Last week in London, several protesters were arrested inside the Parliament building after attempting to disrupt a speech by Canadian Prime Minister Stephen Harper. Hundreds were arrested in 2011 for trespassing on Parliament Hill in Ottawa.
In February, former NASA climate scientists James Hansen and dozens of leaders of the environmental movement like Michael Brune of the Sierra Club were arrested in front of the White House. Some 1,252 people were arrested in front of the White House in 2011 over 15 days.
All of these people have one thing in common — they are willing to risk arrest in an attempt to stop the U.S. and Canada from building the northern leg of the tar sands-pumping Keystone XL pipeline.
Monday’s protest was particularly significant since most of the activists who walked to the State Department’s Chicago office and got arrested were former Obama campaign staff, donors, and volunteers.
Organized by CREDO Action, Rainforest Action Network, and The Other 98%, the protesters went to State Department offices because that is where the decision process currently rests as the department drafts a Final Environmental Impact Statement for the proposed Keystone XL pipeline. The protest took place in Chicago because that is President Obama’s hometown and where he chose to locate the organization built upon his successful presidential campaign: Organizing for Action (OFA). Many of the 22 that walked to the State Department’s Chicago office and got arrested were former Obama campaign staff, donors, and volunteers.
Elijah Zarlin worked as a Senior National Email Writer on the 2008 Obama campaign for almost a year (it his t-shirt featured above, worn by many protesters on Monday, displaying President Obama’s words on his commitment to climate action) . Following the 2008 Democratic primary campaign, Zarlin told Climate Progress he remembered then-Senator Obama telling campaign staff that if they wanted to do something about climate change, they had to win the general election. “I took that to heart,” he said.

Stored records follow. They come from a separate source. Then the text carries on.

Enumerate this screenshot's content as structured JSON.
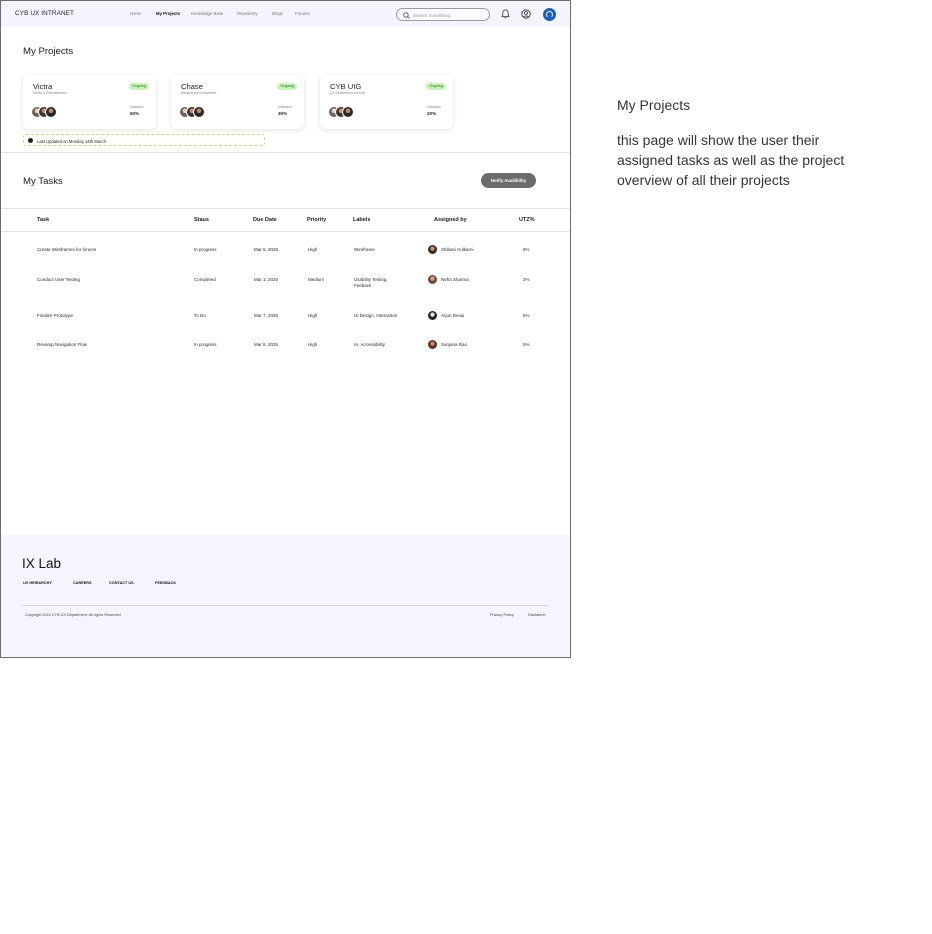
{
  "header": {
    "brand": "CYB UX INTRANET",
    "nav": [
      "Home",
      "My Projects",
      "Knowledge Base",
      "Repository",
      "Blogs",
      "Forums"
    ],
    "search_placeholder": "Search Something...",
    "icons": [
      "search-icon",
      "bell-icon",
      "user-circle-icon",
      "user-avatar"
    ]
  },
  "projects": {
    "title": "My Projects",
    "utilisation_label": "Utilisation",
    "cards": [
      {
        "name": "Victra",
        "subtitle": "Media & Entertainment",
        "status": "Ongoing",
        "util": "50%"
      },
      {
        "name": "Chase",
        "subtitle": "Banking and Investment",
        "status": "Ongoing",
        "util": "30%"
      },
      {
        "name": "CYB UIG",
        "subtitle": "UX Department Internal",
        "status": "Ongoing",
        "util": "20%"
      }
    ],
    "last_updated": "Last Updated on Monday 14th March"
  },
  "tasks": {
    "title": "My Tasks",
    "notify_button": "Notify Availibility",
    "columns": [
      "Task",
      "Staus",
      "Due Date",
      "Priority",
      "Labels",
      "Assigned by",
      "UTZ%"
    ],
    "rows": [
      {
        "task": "Create Wireframes for forums",
        "status": "In progress",
        "due": "Mar 5, 2025",
        "priority": "High",
        "labels": "Wireframe",
        "assigned_by": "Shibani Kulkarni",
        "utz": "8%"
      },
      {
        "task": "Conduct User Testing",
        "status": "Completed",
        "due": "Mar 1, 2025",
        "priority": "Medium",
        "labels": "Usability Testing, Feeback",
        "assigned_by": "Neha Sharma",
        "utz": "2%"
      },
      {
        "task": "Finalize Prototype",
        "status": "To Do",
        "due": "Mar 7, 2025",
        "priority": "High",
        "labels": "UI Design, Interaction",
        "assigned_by": "Arjun Desai",
        "utz": "5%"
      },
      {
        "task": "Revamp Navigation Flow",
        "status": "In progress",
        "due": "Mar 8, 2025",
        "priority": "High",
        "labels": "IA, Accessibility",
        "assigned_by": "Sanjana Rao",
        "utz": "5%"
      }
    ]
  },
  "footer": {
    "logo": "IX Lab",
    "links": [
      "UX HEIRARCHY",
      "CAREERS",
      "CONTACT US",
      "FEEDBACK"
    ],
    "copyright": "Copyright 2024 CYB UX Department, All rights Reserved",
    "legal": [
      "Privacy Policy",
      "Disclaimer"
    ]
  },
  "annotation": {
    "title": "My Projects",
    "body": "this page will show the user their assigned tasks as well as the project overview of all their projects"
  },
  "colors": {
    "header_bg": "#f4f4fd",
    "badge_bg": "#c9f3b8",
    "notify_bg": "#6b6b6b",
    "avatar_blue": "#1f5fb5"
  }
}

“I never thought I’d be back in Chicago to risk arrest in order to get President Obama to do the right thing on climate change,” said Zarlin, who now works for CREDO. He said he participated in the sit-in because “we haven’t seen leadership and policies to truly make an impact,” despite the president’s “commitment he made to his staff and supporters to fight climate change.” In 2011 he was part of the 1,252 people who were arrested at the White House protesting Keystone.

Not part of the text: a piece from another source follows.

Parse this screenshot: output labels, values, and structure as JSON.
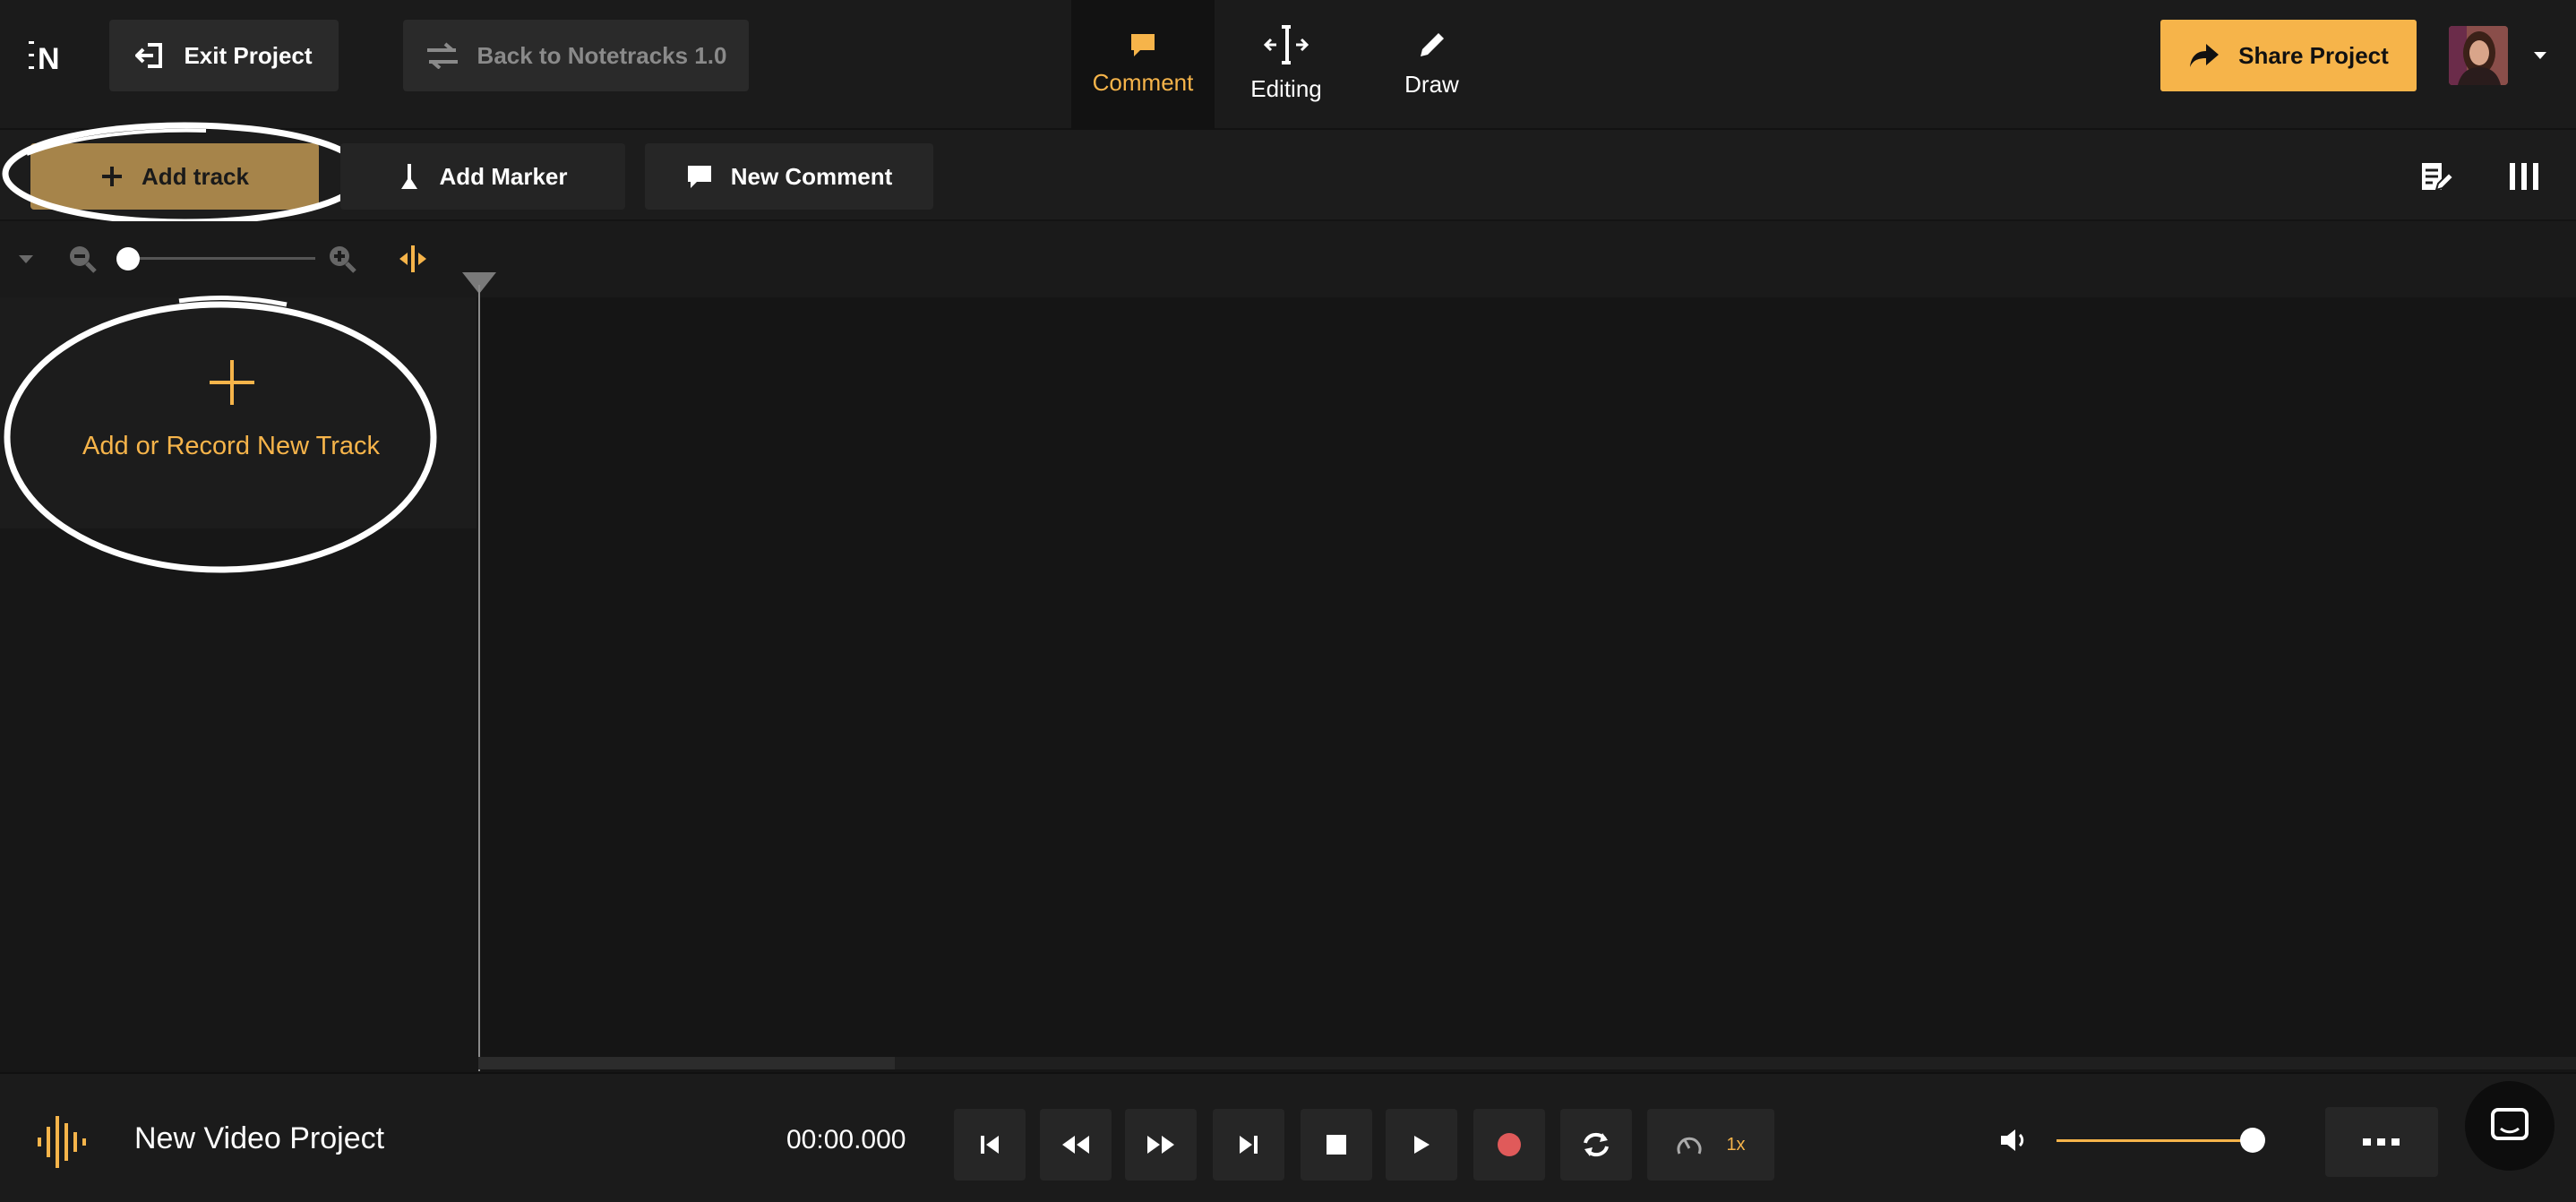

Becky Bond, CREDO Action’s political director, said that the protest that happened Monday was “a preview of what’s to come if [President Obama's] State Department recommends approval of the pipeline.” More than 62,000 people signed the Pledge of Resistance, which is a commitment to risking arrest “to send a message to the president that he must reject Keystone XL.”
This pledge was announced following the State Department’s release of the Draft Environmental Impact Statement, and prepares for the final statement. After that is released, the Obama Administration has 90 days to decide if the project is in the national interest. If they do, that decision triggers the pledge, which Bond said would be “the biggest burst of civil disobedience in modern American history.” Activists will prepare with trainings on how to approach local disobedience.
The protesters have a sense that the usual avenues of activism are inadequate and more people have shown a willingness to do anything within their means to get the administration to understand the serious climate consequences of allowing a pipeline like this to be constructed.
A recent OFA fact sheet suggests that activists wait until President Obama makes a decision on Keystone:
“If people believe that Keystone XL is the primary fight to be engaged in, there are many groups who have taken a position, and we are happy to make suggestions about who volunteers might work with on that or other issues.
OFA sees climate as a broader issue than just Keystone. Ivan Frishberg, who runs the organization’s climate change campaign said: “Keystone is one decision, and it’s a big one. But it’s not the only one.” But if President Obama decides that the Keystone pipeline is in the national interest, the activists at OFA dedicated to organizing around the President’s agenda and the activists who have put their bodies on the line over Keystone will find themselves in conflict.